Put on a kiddie exercise video or encourage your toddler to dance with the kids on
Turn on some music and dance! Do it free style. Do the twist. Do it fast and slow and every which way to any music your child likes!
Manipulation Gross Motor Skills
A variety of activities help children improve their ability to coordinate their legs, feet, arms, and hands:
Kicking. Spare the furniture and his toys. Tie some rags together with string to make a large ball, and let the fun begin!
Striking. Besides kiddie tool kits and workbenches, try attaching empty spools of thread to a board with large nails. Instead of pounding the nails all the way in, provide a toy hammer so she can spend the next five years finishing the job herself. Alternatively, provide a plastic hammer she can use for pounding plastic golf tees into Styrofoam.
Throwing. Roll up a pair of socks to throw and set up a paper plate to use as a target. Or use a clothes hamper, shoebox, or pail for a beanbag toss. When you weary of socks and beanbags, toss lids from cottage cheese cartons into a pot. For a very young toddler, put the target on the floor at their feet. Continue to move it a few inches farther away as their skill improves.
Catching. Show your child how to extend and steady his arms while you toss a large soft ball into them from a distance of 1 to 2 feet.
Rolling. Sit on the floor facing each other and roll a foam rubber ball back and forth.

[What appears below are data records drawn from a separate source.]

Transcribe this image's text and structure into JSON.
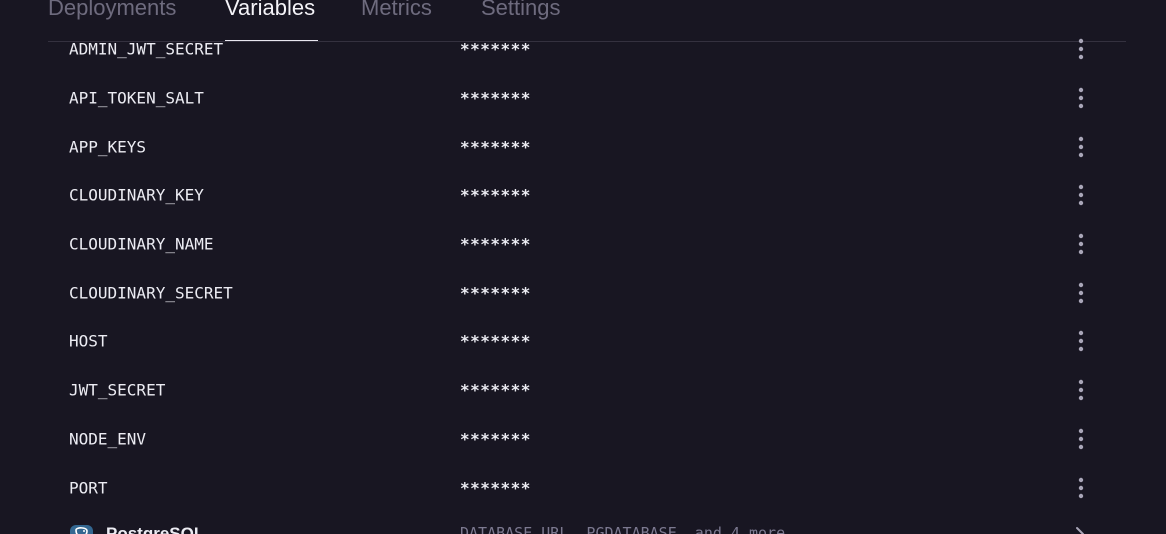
{
  "tabs": [
    {
      "label": "Deployments",
      "active": false
    },
    {
      "label": "Variables",
      "active": true
    },
    {
      "label": "Metrics",
      "active": false
    },
    {
      "label": "Settings",
      "active": false
    }
  ],
  "variables": [
    {
      "name": "ADMIN_JWT_SECRET",
      "value": "*******"
    },
    {
      "name": "API_TOKEN_SALT",
      "value": "*******"
    },
    {
      "name": "APP_KEYS",
      "value": "*******"
    },
    {
      "name": "CLOUDINARY_KEY",
      "value": "*******"
    },
    {
      "name": "CLOUDINARY_NAME",
      "value": "*******"
    },
    {
      "name": "CLOUDINARY_SECRET",
      "value": "*******"
    },
    {
      "name": "HOST",
      "value": "*******"
    },
    {
      "name": "JWT_SECRET",
      "value": "*******"
    },
    {
      "name": "NODE_ENV",
      "value": "*******"
    },
    {
      "name": "PORT",
      "value": "*******"
    }
  ],
  "plugin": {
    "name": "PostgreSQL",
    "variables_summary": "DATABASE_URL, PGDATABASE, and 4 more",
    "icon": "postgresql-elephant-icon"
  },
  "icons": {
    "row_menu": "kebab-menu-icon",
    "expand": "chevron-right-icon"
  },
  "colors": {
    "background": "#181622",
    "text": "#ececf3",
    "muted": "#6e6b7e",
    "divider": "#34313f"
  }
}
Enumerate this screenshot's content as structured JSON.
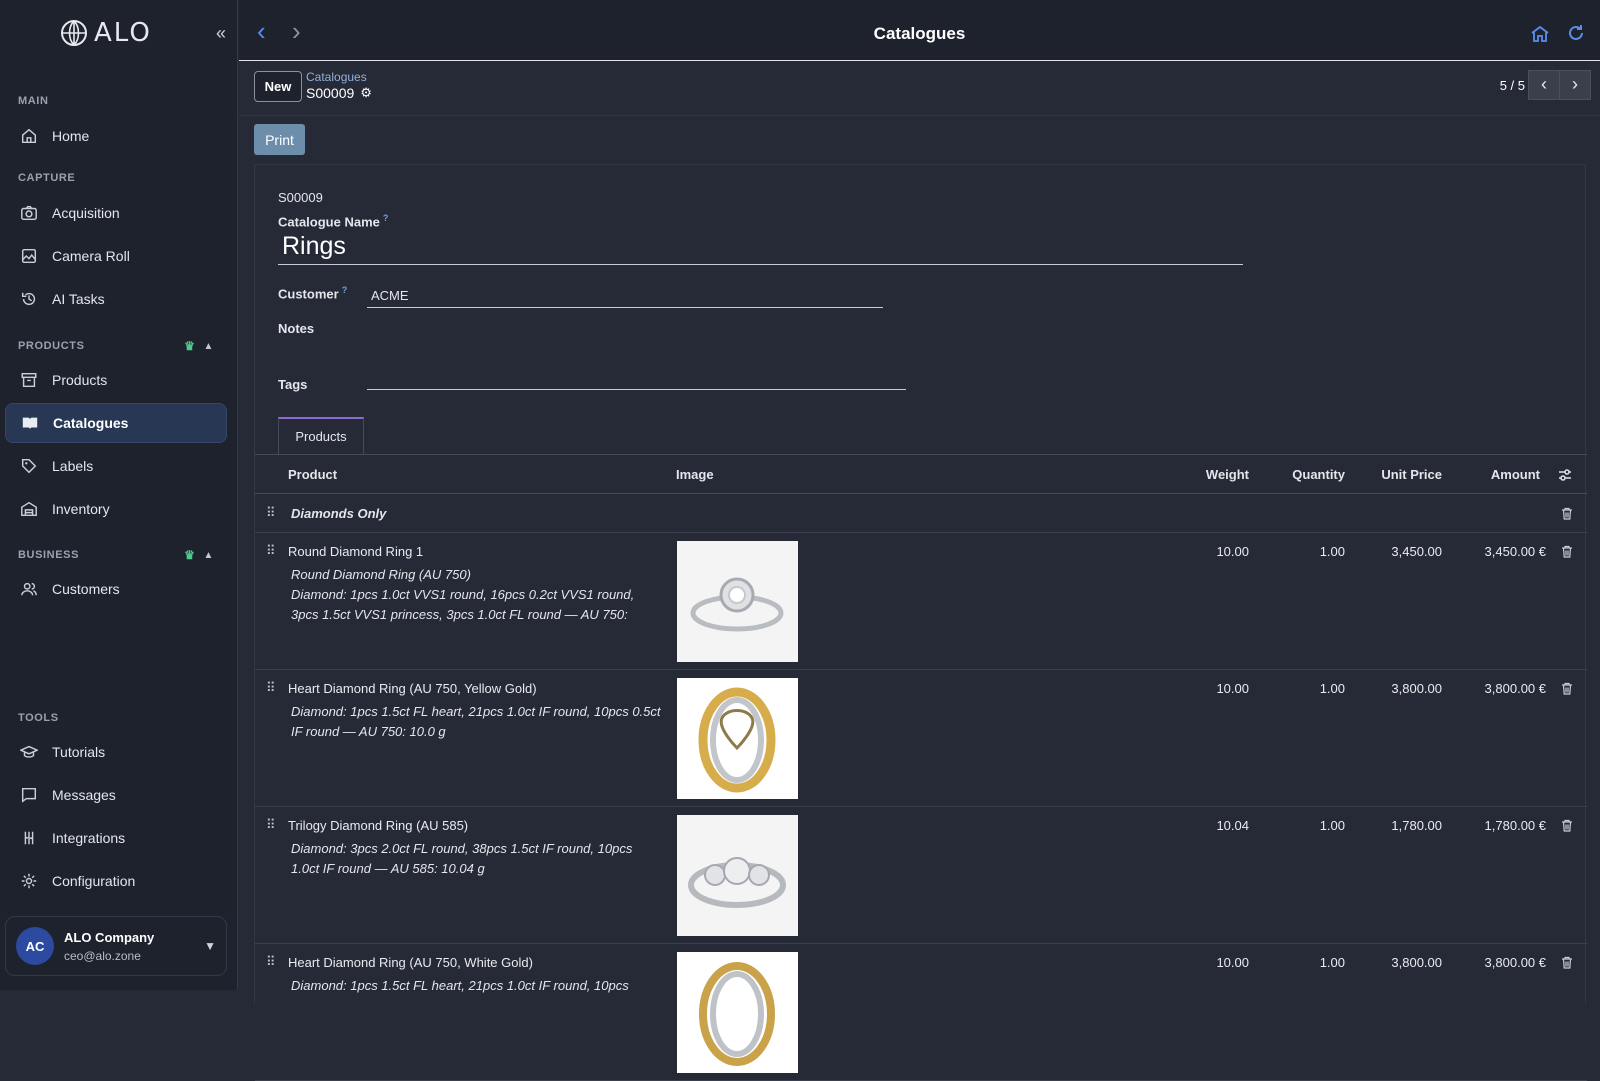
{
  "brand": {
    "name": "ALO"
  },
  "sidebar": {
    "sections": {
      "main": "MAIN",
      "capture": "CAPTURE",
      "products": "PRODUCTS",
      "business": "BUSINESS",
      "tools": "TOOLS"
    },
    "items": {
      "home": "Home",
      "acquisition": "Acquisition",
      "camera_roll": "Camera Roll",
      "ai_tasks": "AI Tasks",
      "products": "Products",
      "catalogues": "Catalogues",
      "labels": "Labels",
      "inventory": "Inventory",
      "customers": "Customers",
      "tutorials": "Tutorials",
      "messages": "Messages",
      "integrations": "Integrations",
      "configuration": "Configuration"
    },
    "active": "catalogues",
    "user": {
      "initials": "AC",
      "name": "ALO Company",
      "email": "ceo@alo.zone"
    }
  },
  "topbar": {
    "title": "Catalogues"
  },
  "control": {
    "new_label": "New",
    "breadcrumb": "Catalogues",
    "record": "S00009",
    "pager": "5 / 5"
  },
  "actions": {
    "print_label": "Print"
  },
  "form": {
    "reference": "S00009",
    "name_label": "Catalogue Name",
    "help_mark": "?",
    "name_value": "Rings",
    "customer_label": "Customer",
    "customer_value": "ACME",
    "notes_label": "Notes",
    "tags_label": "Tags",
    "tab_products": "Products"
  },
  "table": {
    "headers": {
      "product": "Product",
      "image": "Image",
      "weight": "Weight",
      "quantity": "Quantity",
      "unit_price": "Unit Price",
      "amount": "Amount"
    },
    "section": "Diamonds Only",
    "rows": [
      {
        "name": "Round Diamond Ring 1",
        "desc": "Round Diamond Ring (AU 750)\nDiamond: 1pcs 1.0ct VVS1 round, 16pcs 0.2ct VVS1 round, 3pcs 1.5ct VVS1 princess, 3pcs 1.0ct FL round — AU 750:",
        "weight": "10.00",
        "quantity": "1.00",
        "unit_price": "3,450.00",
        "amount": "3,450.00 €",
        "image": "round-halo-ring"
      },
      {
        "name": "Heart Diamond Ring (AU 750, Yellow Gold)",
        "desc": "Diamond: 1pcs 1.5ct FL heart, 21pcs 1.0ct IF round, 10pcs 0.5ct IF round — AU 750: 10.0 g",
        "weight": "10.00",
        "quantity": "1.00",
        "unit_price": "3,800.00",
        "amount": "3,800.00 €",
        "image": "heart-ring-yellow-gold"
      },
      {
        "name": "Trilogy Diamond Ring (AU 585)",
        "desc": "Diamond: 3pcs 2.0ct FL round, 38pcs 1.5ct IF round, 10pcs 1.0ct IF round — AU 585: 10.04 g",
        "weight": "10.04",
        "quantity": "1.00",
        "unit_price": "1,780.00",
        "amount": "1,780.00 €",
        "image": "trilogy-ring"
      },
      {
        "name": "Heart Diamond Ring (AU 750, White Gold)",
        "desc": "Diamond: 1pcs 1.5ct FL heart, 21pcs 1.0ct IF round, 10pcs",
        "weight": "10.00",
        "quantity": "1.00",
        "unit_price": "3,800.00",
        "amount": "3,800.00 €",
        "image": "heart-ring-white-gold"
      }
    ]
  }
}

When toddlers receive information via the senses, the spinal cord carries it to the brain. The brain interprets the information, decides how to react, and sends commands back down the spinal cord telling the muscles or internal organs exactly what to do. If an adult sees a toy on the floor, experience tells him the toy is an obstacle. A toddler doesn't have the benefit of such experience. He will need to trip over a few things before his brain can correctly interpret these kinds of threats.